Plaintiff urges the “mental set”3 of the trial court was one of predisposition against him and this prevented an objective impartial determination of the motion to dismiss. He suggests this biased state of mind is demonstrated in emanations from the minute order. Such emanations are not detected by us and we are not persuaded that the exercise of discretion by the trial judge was capricious, arbitrary or predisposed. The “mental set” concept was enunciated in a factual setting far different from this case. In United Farm Workers, supra, 87 Cal.App.3d 225, 150 Cal.Rptr. 761, the trial court dismissed actions 26 months after the complaints were filed and in which a change of venue had been granted, a substitution of attorneys had been made, interrogatories and objections thereto filed, and similar actions were pending in which discovery was ongoing. The judgments of dismissal were properly reversed though for the wrong reason.4 Before us we have a much belated attempt to salvage an action which virtually languished from its inception some 59 months before the order of dismissal.
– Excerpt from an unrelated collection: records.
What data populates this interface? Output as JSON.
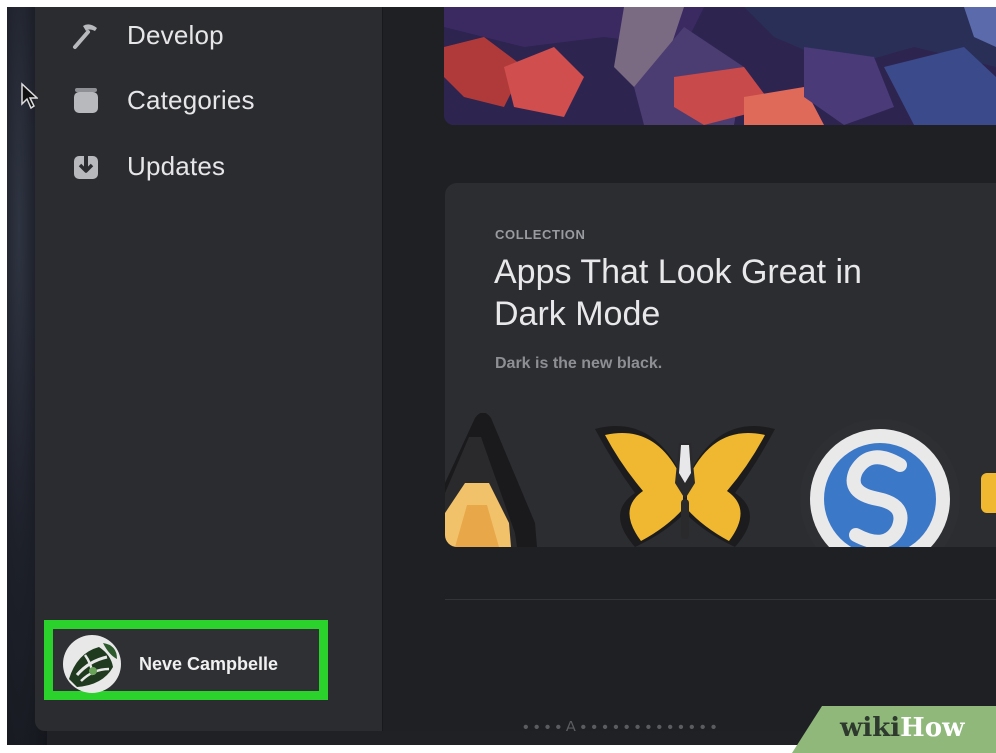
{
  "sidebar": {
    "items": [
      {
        "label": "Develop",
        "icon": "hammer-icon"
      },
      {
        "label": "Categories",
        "icon": "categories-icon"
      },
      {
        "label": "Updates",
        "icon": "updates-icon"
      }
    ],
    "user": {
      "name": "Neve Campbelle",
      "highlight_color": "#2bd22b"
    }
  },
  "main": {
    "card": {
      "eyebrow": "COLLECTION",
      "title": "Apps That Look Great in Dark Mode",
      "subtitle": "Dark is the new black."
    },
    "footer_text": "• • • •   A • • • •   • • • • • • • • •"
  },
  "watermark": {
    "part1": "wiki",
    "part2": "How"
  }
}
We find no abuse of discretion.
The judgment (order) is affirmed.
1. A notice of deposition of defendant was filed but the deposition was never taken.
2. In footnote 9, at page 397, in Lopez v. Larson (1979) 91 Cal.App.3d 383, 153 Cal.Rptr. 912, the court aptly noted the criticism was unwarranted and the ruling of the United Farm Workers court was itself the “product of defective analysis.”
3. Another product of United Farm Workers, supra, 87 Cal.App.3d at page 233, 150 Cal.Rptr. 761.
4. The reason stated was reliance by the trial court on Dunsmuir Masonic Temple v. Superior Court, supra, 12 Cal.App.3d 17, 90 Cal.Rptr. 405.
CARR, Associate Justice.
PUGLIA, P. J., and EVANS, J., concur.